Shipworms, which munch through wood and help release essential nutrient stored within it, are incredibly beneficial for other marine animals. However, the saltwater bivalve mollusks have been known to sink boats and cause extensive damage to docks, piers, and other wooden structures. Now, researchers have uncovered a shipworm species of a different kind — one that has the potential to change the course of a river by gnawing through its limestone bedrock!
With self-driving vehicle technology rapidly advancing, many companies are turning to autonomous robots for the final leg — the so-called last mile — of the delivery process, from the store or local distribution center to the customer. The latest to join the trend is e-commerce giant Amazon. Following a successful eight-month test run in Snohomish County, Washington, the company's Scout robots have been making the rounds of Irvine, California, since August 6, 2019.
An estimated four million people worldwide took to the streets on Friday, September 20, 2019, for the youth-instigated Global Climate Strike. The young protestors, and their adult supporters, marched along city streets or lobbied outside government buildings to urge leaders to take aggressive action against climate change. Some US companies, such as Ben & Jerry's, Etsy, and The North Face, also joined in the effort by closing their stores to allow employees to participate. Believed to be the largest-ever climate change rally, the September 20 strike will be followed by a similar event on September 27.
Princess Louisa Inlet, a fjord located 60 miles from Vancouver, Canada, is a spectacular stretch of remote wilderness. Accessible only by boat or plane, the 3.7-mile-long (6-kilometers) area is popular with outdoor enthusiasts who flock to admire the 120-foot-high Chatterbox Falls or to hike the numerous trails to other scenic features. Its dense forests are home to a wide variety of wildlife, including grizzly bears, mountain goats, and eagles. Now, thanks to an unprecedented crowdfunding campaign, the pristine land will be preserved forever for future generations to enjoy.
Fans of Scotland's mythical Loch Ness Monster, or Nessie, will be thrilled by the discovery of the remains of a massive look-alike elasmosaurus.
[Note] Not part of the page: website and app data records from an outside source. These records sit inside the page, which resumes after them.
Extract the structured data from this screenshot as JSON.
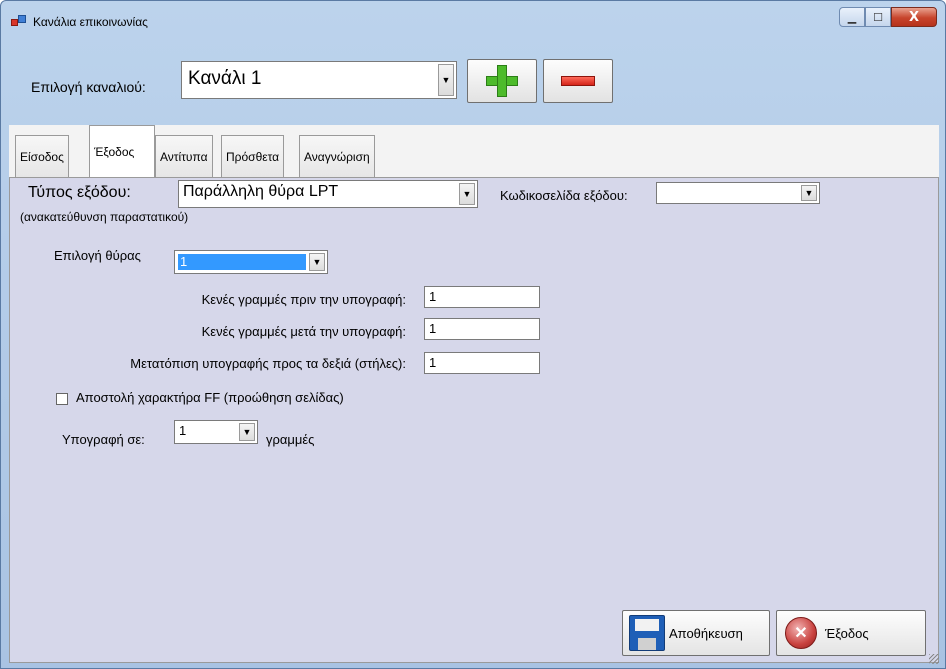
{
  "window": {
    "title": "Κανάλια επικοινωνίας",
    "controls": {
      "minimize": "▁",
      "maximize": "☐",
      "close": "X"
    }
  },
  "channel": {
    "label": "Επιλογή καναλιού:",
    "selected": "Κανάλι 1",
    "add_icon": "plus-icon",
    "remove_icon": "minus-icon"
  },
  "tabs": [
    {
      "label": "Είσοδος",
      "active": false
    },
    {
      "label": "Έξοδος",
      "active": true
    },
    {
      "label": "Αντίτυπα",
      "active": false
    },
    {
      "label": "Πρόσθετα",
      "active": false
    },
    {
      "label": "Αναγνώριση",
      "active": false
    }
  ],
  "output": {
    "type_label": "Τύπος εξόδου:",
    "type_sublabel": "(ανακατεύθυνση παραστατικού)",
    "type_value": "Παράλληλη θύρα LPT",
    "codepage_label": "Κωδικοσελίδα εξόδου:",
    "codepage_value": "",
    "port_label": "Επιλογή θύρας",
    "port_value": "1",
    "blank_before_label": "Κενές γραμμές πριν την υπογραφή:",
    "blank_before_value": "1",
    "blank_after_label": "Κενές γραμμές μετά την υπογραφή:",
    "blank_after_value": "1",
    "shift_label": "Μετατόπιση υπογραφής προς τα δεξιά (στήλες):",
    "shift_value": "1",
    "ff_label": "Αποστολή χαρακτήρα FF (προώθηση σελίδας)",
    "ff_checked": false,
    "signature_label": "Υπογραφή σε:",
    "signature_value": "1",
    "signature_unit": "γραμμές"
  },
  "buttons": {
    "save": "Αποθήκευση",
    "exit": "Έξοδος"
  },
  "icons": {
    "dropdown": "▼"
  },
  "colors": {
    "window_frame": "#bcd3ec",
    "tab_page": "#d6d7ea",
    "selection": "#3399ff"
  }
}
Measuring 36 feet long (11 meters), from snout to tail, it is the largest specimen of the four-flippered sea giants — which inhabited Earth between 55 to 66 million years ago — on record.
When the curators at the National Gallery in London, England, applied imaging technology to Leonardo da Vinci's famous painting, The Virgin of the Rocks, they fully expected to see a sketch underneath. What they had not anticipated, however, was a drawing that was substantially different from the final masterpiece.
Swimming across the English Channel — the 21-mile-long body of water separating southern England from northern France — is no easy feat. In addition to the strong ocean currents, swimmers also have to endure temperatures that can range from a chilly 64 degrees Fahrenheit (18 degrees Celsius) to a near-freezing 42 degrees Fahrenheit (6 degrees Celsius). However, don't tell that to Sarah Thomas. The 37-year-old American recently became the first person ever to swim across the length of the treacherous stretch of water, which links the southern part of the North Sea to the Atlantic Ocean, not once, but four times non-stop!
Bees are essential for the pollination of flowers, fruits, and vegetables. Sadly, over the past 15 years, the global population of the industrious insects has been declining at alarming rates. Bee Informed Partnership, a collaboration of American insect experts, estimates that between April 1, 2018, and April 1, 2019, the country's managed bee population decreased by 40.7 percent. The numbers are as dire worldwide. Now, some cities in the Netherlands are coming up with innovative ideas to help stem the population decline of these all-important insects.